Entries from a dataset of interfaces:
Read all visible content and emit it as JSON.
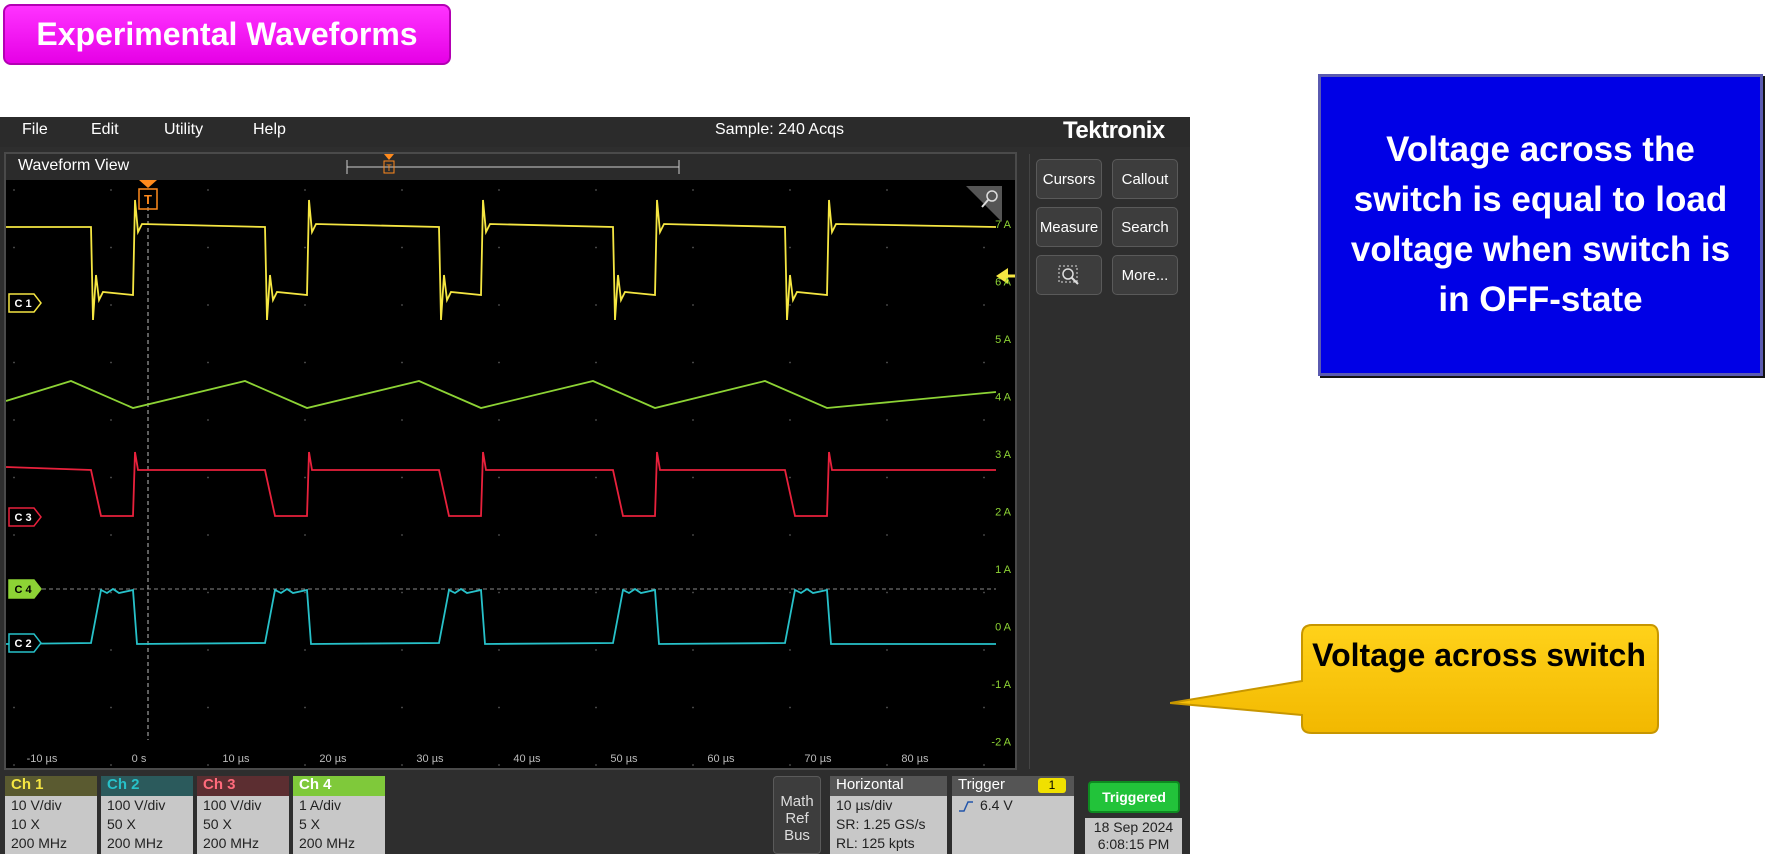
{
  "slide_title": "Experimental Waveforms",
  "menubar": {
    "items": [
      "File",
      "Edit",
      "Utility",
      "Help"
    ],
    "sample": "Sample: 240 Acqs",
    "brand": "Tektronix"
  },
  "waveform_view": {
    "title": "Waveform View",
    "trigger_marker": "T",
    "time_labels": [
      "-10 µs",
      "0 s",
      "10 µs",
      "20 µs",
      "30 µs",
      "40 µs",
      "50 µs",
      "60 µs",
      "70 µs",
      "80 µs"
    ],
    "amp_labels": [
      "7 A",
      "6 A",
      "5 A",
      "4 A",
      "3 A",
      "2 A",
      "1 A",
      "0 A",
      "-1 A",
      "-2 A"
    ],
    "channel_tags": [
      {
        "label": "C 1",
        "color": "#f5e642"
      },
      {
        "label": "C 3",
        "color": "#e8213c"
      },
      {
        "label": "C 4",
        "color": "#8dd335"
      },
      {
        "label": "C 2",
        "color": "#27c1c9"
      }
    ]
  },
  "side_panel": {
    "buttons": [
      "Cursors",
      "Callout",
      "Measure",
      "Search",
      "More..."
    ]
  },
  "channels": [
    {
      "name": "Ch 1",
      "color": "#5a5a30",
      "lines": [
        "10 V/div",
        "10 X",
        "200 MHz"
      ]
    },
    {
      "name": "Ch 2",
      "color": "#2b5a5c",
      "lines": [
        "100 V/div",
        "50 X",
        "200 MHz"
      ]
    },
    {
      "name": "Ch 3",
      "color": "#5c2e31",
      "lines": [
        "100 V/div",
        "50 X",
        "200 MHz"
      ]
    },
    {
      "name": "Ch 4",
      "color": "#7fc93a",
      "lines": [
        "1 A/div",
        "5 X",
        "200 MHz"
      ]
    }
  ],
  "math_ref_bus": [
    "Math",
    "Ref",
    "Bus"
  ],
  "horizontal": {
    "title": "Horizontal",
    "lines": [
      "10 µs/div",
      "SR: 1.25 GS/s",
      "RL: 125 kpts"
    ]
  },
  "trigger": {
    "title": "Trigger",
    "badge": "1",
    "level": "6.4 V"
  },
  "status": "Triggered",
  "date": "18 Sep 2024",
  "time": "6:08:15 PM",
  "notes": {
    "blue": "Voltage across the switch is equal to load voltage when switch is in OFF-state",
    "callout": "Voltage across switch"
  }
}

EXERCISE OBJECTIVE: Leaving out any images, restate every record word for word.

YOUR SOLUTION:
Read all visible content and emit it as JSON.
{
  "slide_title": "Experimental Waveforms",
  "menubar": {
    "items": [
      "File",
      "Edit",
      "Utility",
      "Help"
    ],
    "sample": "Sample: 240 Acqs",
    "brand": "Tektronix"
  },
  "waveform_view": {
    "title": "Waveform View",
    "trigger_marker": "T",
    "time_labels": [
      "-10 µs",
      "0 s",
      "10 µs",
      "20 µs",
      "30 µs",
      "40 µs",
      "50 µs",
      "60 µs",
      "70 µs",
      "80 µs"
    ],
    "amp_labels": [
      "7 A",
      "6 A",
      "5 A",
      "4 A",
      "3 A",
      "2 A",
      "1 A",
      "0 A",
      "-1 A",
      "-2 A"
    ],
    "channel_tags": [
      {
        "label": "C 1",
        "color": "#f5e642"
      },
      {
        "label": "C 3",
        "color": "#e8213c"
      },
      {
        "label": "C 4",
        "color": "#8dd335"
      },
      {
        "label": "C 2",
        "color": "#27c1c9"
      }
    ]
  },
  "side_panel": {
    "buttons": [
      "Cursors",
      "Callout",
      "Measure",
      "Search",
      "More..."
    ]
  },
  "channels": [
    {
      "name": "Ch 1",
      "color": "#5a5a30",
      "lines": [
        "10 V/div",
        "10 X",
        "200 MHz"
      ]
    },
    {
      "name": "Ch 2",
      "color": "#2b5a5c",
      "lines": [
        "100 V/div",
        "50 X",
        "200 MHz"
      ]
    },
    {
      "name": "Ch 3",
      "color": "#5c2e31",
      "lines": [
        "100 V/div",
        "50 X",
        "200 MHz"
      ]
    },
    {
      "name": "Ch 4",
      "color": "#7fc93a",
      "lines": [
        "1 A/div",
        "5 X",
        "200 MHz"
      ]
    }
  ],
  "math_ref_bus": [
    "Math",
    "Ref",
    "Bus"
  ],
  "horizontal": {
    "title": "Horizontal",
    "lines": [
      "10 µs/div",
      "SR: 1.25 GS/s",
      "RL: 125 kpts"
    ]
  },
  "trigger": {
    "title": "Trigger",
    "badge": "1",
    "level": "6.4 V"
  },
  "status": "Triggered",
  "date": "18 Sep 2024",
  "time": "6:08:15 PM",
  "notes": {
    "blue": "Voltage across the switch is equal to load voltage when switch is in OFF-state",
    "callout": "Voltage across switch"
  }
}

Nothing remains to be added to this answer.